The third graph shows sea level. It has been rising for more than a century. Sea level rise is a favorite measurement for scientists because it integrates the heat added to the Earth’s climate. The heat ends up in the ocean waters and causes the waters to become less dense. The lower density of water causes much of the sea level rise in the graph.

The center two images in the lower rows respectively show the amount of heat in the ocean and changes to Arctic ice. We see that ocean heat content is increasing and the amount of ice is decreasing. The lower right image represents the mass of the world’s glaciers. The decrease in glacier mass as glaciers warm, melt, and flow to the oceans is shockingly fast.

Take some time to think about these climate signals. The figure shows nine different measurements, and all of them are consistent with a warming climate. So, next time someone tries to argue that we don’t really know if climate change is occurring, just remind them that all the signals show a global warming.

Click here to read the rest

0 0

Printable Version  |  Link to this page


Comments 1 to 4:

  1. Another useful study. Reading the comments after the article, we have many denialist claims we have heard many times before, all unsupported by any sources, and rebuttals from people quoting actual research sources. It's so sad and frustrating this is all still needed, and it's so time consuming.

    No doubt some climate denialists simply have inadequate knowledge and can be persuaded and informed, but I think the problem is largely ideological and political, and research supports this as follows.

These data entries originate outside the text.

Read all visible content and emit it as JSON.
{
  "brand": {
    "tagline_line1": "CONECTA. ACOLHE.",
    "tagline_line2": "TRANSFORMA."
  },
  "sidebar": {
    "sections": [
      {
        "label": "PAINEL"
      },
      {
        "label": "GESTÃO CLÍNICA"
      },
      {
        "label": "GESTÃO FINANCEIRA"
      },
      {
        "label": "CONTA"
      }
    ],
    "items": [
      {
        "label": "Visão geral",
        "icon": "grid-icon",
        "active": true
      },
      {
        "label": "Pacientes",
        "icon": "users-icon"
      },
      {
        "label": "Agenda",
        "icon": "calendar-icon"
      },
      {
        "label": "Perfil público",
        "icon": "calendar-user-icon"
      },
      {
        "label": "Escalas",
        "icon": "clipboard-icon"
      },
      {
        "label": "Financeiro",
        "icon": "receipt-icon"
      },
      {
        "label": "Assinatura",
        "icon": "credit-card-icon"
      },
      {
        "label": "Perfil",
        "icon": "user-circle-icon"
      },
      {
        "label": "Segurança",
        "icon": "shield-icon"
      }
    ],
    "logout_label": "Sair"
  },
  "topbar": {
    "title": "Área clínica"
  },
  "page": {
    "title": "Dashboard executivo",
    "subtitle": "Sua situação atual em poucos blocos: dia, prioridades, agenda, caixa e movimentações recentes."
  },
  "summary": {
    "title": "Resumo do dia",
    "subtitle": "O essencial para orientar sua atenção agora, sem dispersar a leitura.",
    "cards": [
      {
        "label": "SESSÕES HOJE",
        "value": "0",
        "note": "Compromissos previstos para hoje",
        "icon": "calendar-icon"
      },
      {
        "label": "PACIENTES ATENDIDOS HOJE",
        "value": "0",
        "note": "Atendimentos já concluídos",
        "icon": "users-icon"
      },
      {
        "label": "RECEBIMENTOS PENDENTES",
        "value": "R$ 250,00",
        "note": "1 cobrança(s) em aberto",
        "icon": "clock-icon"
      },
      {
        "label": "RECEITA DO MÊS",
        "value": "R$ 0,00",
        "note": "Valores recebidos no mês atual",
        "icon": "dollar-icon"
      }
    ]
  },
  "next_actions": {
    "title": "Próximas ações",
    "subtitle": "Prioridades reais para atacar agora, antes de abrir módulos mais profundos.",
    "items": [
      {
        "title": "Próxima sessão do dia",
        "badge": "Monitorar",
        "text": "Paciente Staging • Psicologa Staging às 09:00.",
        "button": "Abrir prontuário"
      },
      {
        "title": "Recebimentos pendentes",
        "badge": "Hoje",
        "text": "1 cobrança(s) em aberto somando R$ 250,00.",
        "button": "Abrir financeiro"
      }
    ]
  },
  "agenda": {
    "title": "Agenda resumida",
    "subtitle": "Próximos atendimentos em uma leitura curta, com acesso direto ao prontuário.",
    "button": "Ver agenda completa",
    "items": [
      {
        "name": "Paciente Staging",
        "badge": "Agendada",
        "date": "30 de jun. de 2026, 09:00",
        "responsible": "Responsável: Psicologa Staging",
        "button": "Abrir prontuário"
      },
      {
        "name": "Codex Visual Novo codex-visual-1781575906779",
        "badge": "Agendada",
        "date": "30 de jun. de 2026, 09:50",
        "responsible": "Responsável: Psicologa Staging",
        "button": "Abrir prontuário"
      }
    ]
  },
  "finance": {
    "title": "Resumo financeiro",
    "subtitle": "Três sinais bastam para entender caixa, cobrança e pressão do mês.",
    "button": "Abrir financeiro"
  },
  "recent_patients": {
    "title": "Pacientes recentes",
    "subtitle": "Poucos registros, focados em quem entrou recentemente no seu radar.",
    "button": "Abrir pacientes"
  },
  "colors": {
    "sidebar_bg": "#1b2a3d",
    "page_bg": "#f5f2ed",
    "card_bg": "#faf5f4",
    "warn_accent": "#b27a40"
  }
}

    According to this article here we are very fixed minded on politically charged issues, as climate change has become. We takes politics very personally apparently. They say challenge is for us to depersonalise and rationalise the issues.

    This research article here discusses research on what changes peoples minds. Its really useful, and full of surprises.

    0 0
  2. Has anyone done a comparison with the latest data and Hansen’s Congressional testimony? I would love that, last ones I’ve seen were from here, maybe 2014? 

    0 0
  3. Even politicians who realize what is happening will spout denialism if that is demanded by their sponsors.  The one ring that controls them all is money in politics.  The cost of the present system is so huge, so pervasive that it would be far better if politicians were supported from the public purse.  Getting vested-interest money out of politics is the one move that would give us a chance.

    0 0
  4. "Getting vested-interest money out of politics is the one move that would give us a chance."

    Yes absolutely.

    Wikipedia has interesting article on publicly funded elections, and examples of countries using this, although the extent is limited:

    It seems such a small price for us to pay to clean up politics and ensure politicians don't become captured by hidden lobby groups. Of course the opponents of public funding will argue that a wide range of groups contribute to election campaigns so it allegedly "evens out" but it only takes one wealthy group to capture key politicians, to have a disproportionate and damaging influence, IMO and the fossil fuel industry is very wealthy.

    And on a related matter, you only have to read the history of lobbying against environmental legislation to be quite shocked about what goes on behind the scenes, and how dirty the game often is.

    However things may be slow to change in the USA for reasons to do with constitutional guarantees on freedom, and a tendency to take things simplistically in this regard. It may be that philanthropists concerned about climate change should fund politicians campaigns as much as they possibly can. It's not idea solution, but seems the only viable option in America right now, and would dilute the influence of the fossil fuel groups and libertarian business donors. 

    It's also a moral question. Politicians are paid out of the public purse in terms of their salaries, and should be thinking of the public interest as a whole. 

    0 0

You need to be logged in to post a comment. Login via the left margin or if you're new, register here.

The Consensus Project Website


(free to republish)

© Copyright 2024 John Cook
Home | Translations | About Us | Privacy | Contact Us